-------- LISTED ENTRIES --------

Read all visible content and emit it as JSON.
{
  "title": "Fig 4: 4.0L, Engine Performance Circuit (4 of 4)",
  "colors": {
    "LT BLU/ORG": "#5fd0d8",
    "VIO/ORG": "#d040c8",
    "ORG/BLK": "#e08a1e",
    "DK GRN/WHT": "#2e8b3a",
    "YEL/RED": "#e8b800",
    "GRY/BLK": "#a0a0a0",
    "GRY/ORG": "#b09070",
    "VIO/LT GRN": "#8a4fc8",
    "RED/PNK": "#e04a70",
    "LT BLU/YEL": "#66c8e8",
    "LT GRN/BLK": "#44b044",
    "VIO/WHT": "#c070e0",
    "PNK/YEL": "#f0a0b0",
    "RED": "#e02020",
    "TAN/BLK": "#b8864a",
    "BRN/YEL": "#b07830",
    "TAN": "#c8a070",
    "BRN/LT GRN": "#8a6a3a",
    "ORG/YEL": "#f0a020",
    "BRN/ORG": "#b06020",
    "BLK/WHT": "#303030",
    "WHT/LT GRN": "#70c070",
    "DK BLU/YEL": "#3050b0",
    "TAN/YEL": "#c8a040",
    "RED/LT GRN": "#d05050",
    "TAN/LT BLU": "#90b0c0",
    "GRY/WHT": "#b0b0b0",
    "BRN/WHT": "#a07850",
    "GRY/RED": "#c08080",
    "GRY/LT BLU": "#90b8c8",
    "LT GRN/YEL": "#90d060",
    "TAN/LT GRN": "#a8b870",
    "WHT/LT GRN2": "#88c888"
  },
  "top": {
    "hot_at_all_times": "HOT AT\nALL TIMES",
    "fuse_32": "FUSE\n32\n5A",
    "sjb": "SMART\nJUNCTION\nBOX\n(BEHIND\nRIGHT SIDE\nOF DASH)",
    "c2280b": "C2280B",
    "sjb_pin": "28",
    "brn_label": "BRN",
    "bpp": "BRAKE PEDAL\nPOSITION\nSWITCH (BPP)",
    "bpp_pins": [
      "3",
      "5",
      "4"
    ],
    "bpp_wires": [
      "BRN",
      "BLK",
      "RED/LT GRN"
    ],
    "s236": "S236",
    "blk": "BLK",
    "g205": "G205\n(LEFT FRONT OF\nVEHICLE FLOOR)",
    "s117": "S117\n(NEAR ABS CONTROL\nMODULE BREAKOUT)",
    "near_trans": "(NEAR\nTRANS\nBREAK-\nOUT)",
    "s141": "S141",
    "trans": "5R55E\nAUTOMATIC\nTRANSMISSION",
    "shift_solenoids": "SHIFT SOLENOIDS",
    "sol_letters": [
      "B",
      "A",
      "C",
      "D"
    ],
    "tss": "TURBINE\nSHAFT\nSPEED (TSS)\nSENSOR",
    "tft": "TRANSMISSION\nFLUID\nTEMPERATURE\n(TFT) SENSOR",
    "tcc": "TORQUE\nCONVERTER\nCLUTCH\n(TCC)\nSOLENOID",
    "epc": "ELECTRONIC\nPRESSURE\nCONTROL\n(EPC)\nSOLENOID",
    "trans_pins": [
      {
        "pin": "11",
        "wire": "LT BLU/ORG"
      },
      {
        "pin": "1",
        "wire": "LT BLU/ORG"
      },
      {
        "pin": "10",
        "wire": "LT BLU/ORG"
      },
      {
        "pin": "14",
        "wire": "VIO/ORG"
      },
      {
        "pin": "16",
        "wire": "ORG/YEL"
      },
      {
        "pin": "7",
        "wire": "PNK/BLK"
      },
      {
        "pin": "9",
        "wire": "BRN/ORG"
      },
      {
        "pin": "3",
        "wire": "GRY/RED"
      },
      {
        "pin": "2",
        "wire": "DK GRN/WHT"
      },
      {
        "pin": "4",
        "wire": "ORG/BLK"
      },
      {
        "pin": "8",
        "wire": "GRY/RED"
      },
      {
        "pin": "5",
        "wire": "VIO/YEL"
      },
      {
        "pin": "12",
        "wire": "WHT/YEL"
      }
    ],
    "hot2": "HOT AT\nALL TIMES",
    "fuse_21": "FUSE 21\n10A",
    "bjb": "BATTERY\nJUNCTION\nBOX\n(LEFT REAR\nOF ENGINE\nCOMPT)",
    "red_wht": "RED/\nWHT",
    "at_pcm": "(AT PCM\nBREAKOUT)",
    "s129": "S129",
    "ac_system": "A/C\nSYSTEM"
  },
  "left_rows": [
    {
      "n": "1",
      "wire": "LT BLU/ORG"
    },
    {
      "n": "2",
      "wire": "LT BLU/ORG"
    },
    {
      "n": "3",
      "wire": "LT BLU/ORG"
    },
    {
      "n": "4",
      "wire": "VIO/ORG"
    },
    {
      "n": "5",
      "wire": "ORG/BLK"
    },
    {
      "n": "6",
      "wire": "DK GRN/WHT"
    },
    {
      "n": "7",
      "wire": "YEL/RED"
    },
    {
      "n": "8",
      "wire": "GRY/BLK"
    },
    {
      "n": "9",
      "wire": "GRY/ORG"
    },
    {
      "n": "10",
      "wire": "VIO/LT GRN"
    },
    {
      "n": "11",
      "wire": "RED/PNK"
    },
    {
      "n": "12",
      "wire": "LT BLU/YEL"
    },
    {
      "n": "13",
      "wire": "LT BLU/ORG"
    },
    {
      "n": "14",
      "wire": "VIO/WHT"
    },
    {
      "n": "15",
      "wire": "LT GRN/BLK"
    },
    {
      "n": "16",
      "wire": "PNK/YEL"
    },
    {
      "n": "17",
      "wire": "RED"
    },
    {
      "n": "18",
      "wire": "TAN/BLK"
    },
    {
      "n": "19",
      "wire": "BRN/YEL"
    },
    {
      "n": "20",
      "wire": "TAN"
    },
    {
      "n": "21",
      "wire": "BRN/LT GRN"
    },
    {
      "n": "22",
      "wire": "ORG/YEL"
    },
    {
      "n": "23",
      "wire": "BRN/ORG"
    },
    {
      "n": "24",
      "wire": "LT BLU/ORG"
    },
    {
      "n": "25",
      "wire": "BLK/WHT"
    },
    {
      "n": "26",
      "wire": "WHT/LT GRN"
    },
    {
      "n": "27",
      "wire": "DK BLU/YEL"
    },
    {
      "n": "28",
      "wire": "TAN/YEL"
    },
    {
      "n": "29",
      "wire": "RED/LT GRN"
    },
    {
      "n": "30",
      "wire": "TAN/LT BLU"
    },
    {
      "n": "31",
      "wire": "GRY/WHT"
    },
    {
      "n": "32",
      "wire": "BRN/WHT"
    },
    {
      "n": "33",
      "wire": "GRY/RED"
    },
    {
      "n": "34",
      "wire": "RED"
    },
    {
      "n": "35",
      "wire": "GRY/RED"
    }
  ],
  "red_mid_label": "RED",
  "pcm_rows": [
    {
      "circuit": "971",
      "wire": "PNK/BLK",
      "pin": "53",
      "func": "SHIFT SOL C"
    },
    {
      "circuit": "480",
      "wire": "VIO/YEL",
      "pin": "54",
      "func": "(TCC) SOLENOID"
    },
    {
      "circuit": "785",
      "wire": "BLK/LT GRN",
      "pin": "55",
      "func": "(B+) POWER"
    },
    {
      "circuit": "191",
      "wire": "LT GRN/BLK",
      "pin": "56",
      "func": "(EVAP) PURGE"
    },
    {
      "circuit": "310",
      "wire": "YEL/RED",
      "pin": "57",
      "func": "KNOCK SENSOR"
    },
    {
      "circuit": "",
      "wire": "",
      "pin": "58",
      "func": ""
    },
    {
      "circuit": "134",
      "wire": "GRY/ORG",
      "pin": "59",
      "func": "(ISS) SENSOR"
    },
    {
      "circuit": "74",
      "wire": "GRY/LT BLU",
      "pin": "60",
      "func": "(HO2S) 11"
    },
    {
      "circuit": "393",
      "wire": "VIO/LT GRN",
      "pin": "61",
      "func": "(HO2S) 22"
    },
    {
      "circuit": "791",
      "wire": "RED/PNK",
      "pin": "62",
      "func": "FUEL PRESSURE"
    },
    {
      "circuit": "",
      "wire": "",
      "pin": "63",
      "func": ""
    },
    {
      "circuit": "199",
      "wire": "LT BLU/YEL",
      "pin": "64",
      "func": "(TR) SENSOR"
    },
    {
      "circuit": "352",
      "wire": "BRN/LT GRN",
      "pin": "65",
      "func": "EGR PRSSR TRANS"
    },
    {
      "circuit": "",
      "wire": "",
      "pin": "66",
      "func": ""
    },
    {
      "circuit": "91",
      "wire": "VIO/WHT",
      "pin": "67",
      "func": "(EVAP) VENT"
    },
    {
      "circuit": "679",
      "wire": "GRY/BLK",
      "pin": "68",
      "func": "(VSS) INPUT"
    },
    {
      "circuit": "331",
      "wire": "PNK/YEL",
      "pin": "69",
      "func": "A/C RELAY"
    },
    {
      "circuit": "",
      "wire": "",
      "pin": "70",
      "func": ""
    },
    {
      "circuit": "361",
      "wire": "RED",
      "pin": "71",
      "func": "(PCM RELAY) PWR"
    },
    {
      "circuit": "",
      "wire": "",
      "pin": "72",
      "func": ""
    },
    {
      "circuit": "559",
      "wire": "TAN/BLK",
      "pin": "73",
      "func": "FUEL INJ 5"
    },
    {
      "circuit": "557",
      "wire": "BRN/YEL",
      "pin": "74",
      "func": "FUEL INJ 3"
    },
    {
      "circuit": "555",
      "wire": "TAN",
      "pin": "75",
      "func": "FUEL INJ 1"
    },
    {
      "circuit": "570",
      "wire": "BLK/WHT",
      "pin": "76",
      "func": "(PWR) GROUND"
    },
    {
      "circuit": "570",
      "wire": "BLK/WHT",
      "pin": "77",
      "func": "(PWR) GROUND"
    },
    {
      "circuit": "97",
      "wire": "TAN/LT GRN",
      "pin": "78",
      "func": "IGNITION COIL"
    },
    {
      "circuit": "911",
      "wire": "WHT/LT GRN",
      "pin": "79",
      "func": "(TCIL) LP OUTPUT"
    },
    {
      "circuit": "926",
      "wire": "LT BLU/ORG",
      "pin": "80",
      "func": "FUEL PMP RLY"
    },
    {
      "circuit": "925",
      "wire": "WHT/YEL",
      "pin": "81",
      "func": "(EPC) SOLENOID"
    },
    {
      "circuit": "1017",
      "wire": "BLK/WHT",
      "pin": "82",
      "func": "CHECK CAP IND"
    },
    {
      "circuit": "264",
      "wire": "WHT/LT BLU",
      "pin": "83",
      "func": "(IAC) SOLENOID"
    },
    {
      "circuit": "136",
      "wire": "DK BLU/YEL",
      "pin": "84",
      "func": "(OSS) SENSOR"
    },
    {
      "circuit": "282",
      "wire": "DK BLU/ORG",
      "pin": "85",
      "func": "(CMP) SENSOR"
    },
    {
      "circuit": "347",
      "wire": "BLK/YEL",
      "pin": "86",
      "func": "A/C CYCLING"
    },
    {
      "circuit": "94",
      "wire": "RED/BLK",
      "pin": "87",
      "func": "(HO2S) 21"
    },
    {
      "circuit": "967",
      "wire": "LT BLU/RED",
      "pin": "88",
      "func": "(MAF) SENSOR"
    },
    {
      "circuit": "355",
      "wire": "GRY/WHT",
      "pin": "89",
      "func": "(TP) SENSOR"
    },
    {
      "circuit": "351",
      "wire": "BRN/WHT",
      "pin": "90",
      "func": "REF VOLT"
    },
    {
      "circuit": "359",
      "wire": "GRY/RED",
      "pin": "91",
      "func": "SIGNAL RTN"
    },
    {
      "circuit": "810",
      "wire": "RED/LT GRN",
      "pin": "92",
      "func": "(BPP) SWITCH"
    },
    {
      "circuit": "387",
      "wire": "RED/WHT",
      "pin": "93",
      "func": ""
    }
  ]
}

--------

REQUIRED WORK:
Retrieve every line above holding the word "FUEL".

RESPONSE TO THE TASK:
      "func": "FUEL PRESSURE"
      "func": "FUEL INJ 5"
      "func": "FUEL INJ 3"
      "func": "FUEL INJ 1"
      "func": "FUEL PMP RLY"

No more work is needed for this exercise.